== Data for processing
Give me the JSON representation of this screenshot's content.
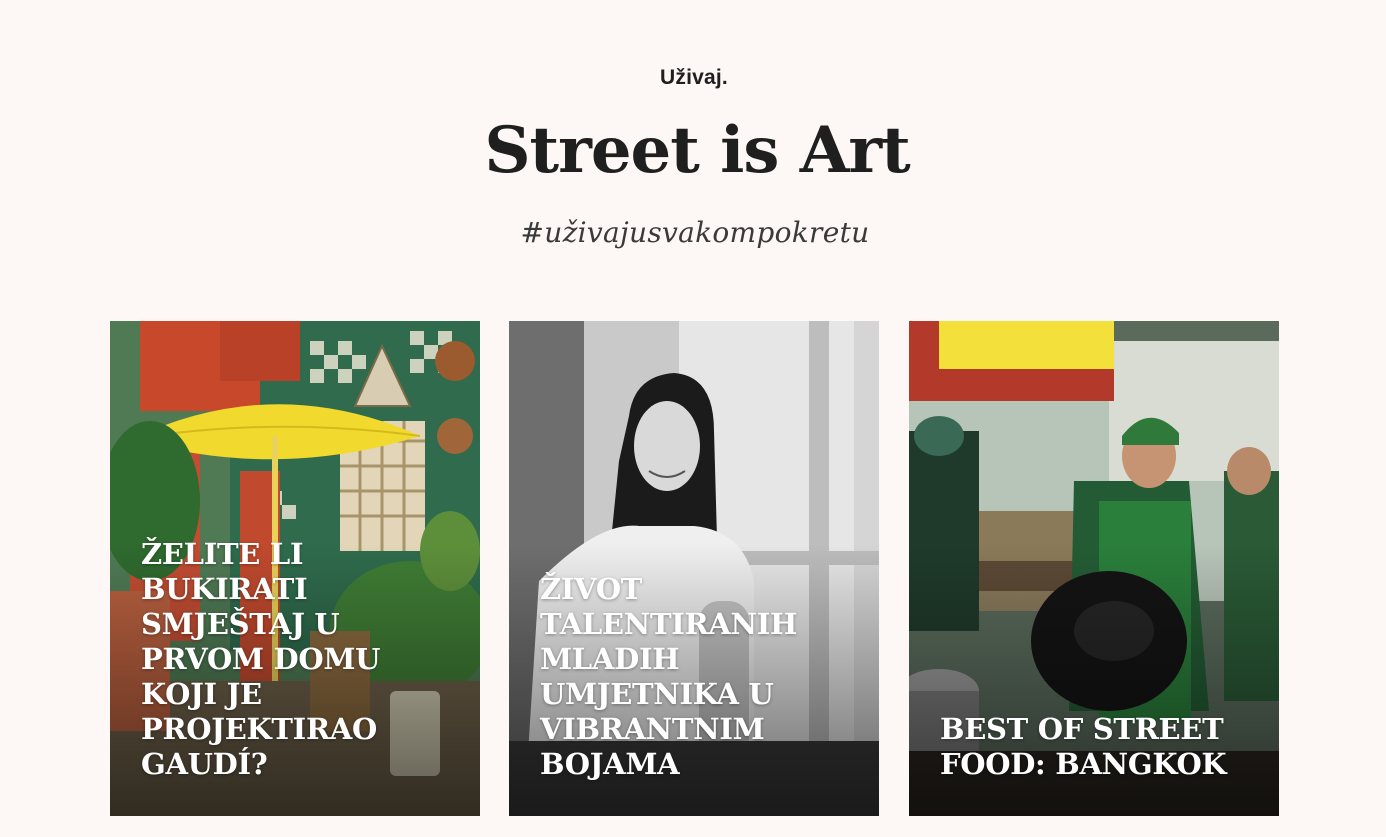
{
  "header": {
    "eyebrow": "Uživaj.",
    "title": "Street is Art",
    "hashtag": "#uživajusvakompokretu"
  },
  "cards": [
    {
      "caption": "Želite li bukirati smještaj u prvom domu koji je projektirao Gaudí?"
    },
    {
      "caption": "Život talentiranih mladih umjetnika u vibrantnim bojama"
    },
    {
      "caption": "Best of street food: Bangkok"
    }
  ],
  "colors": {
    "page_background": "#fdf7f6",
    "text_dark": "#1f1f1f",
    "caption_text": "#ffffff"
  },
  "images": [
    {
      "description_icon": "gaudi-house-photo"
    },
    {
      "description_icon": "young-artist-portrait-photo"
    },
    {
      "description_icon": "bangkok-street-food-photo"
    }
  ]
}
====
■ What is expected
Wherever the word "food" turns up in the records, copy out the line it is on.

■ Solution for this task
      "caption": "Best of street food: Bangkok"
      "description_icon": "bangkok-street-food-photo"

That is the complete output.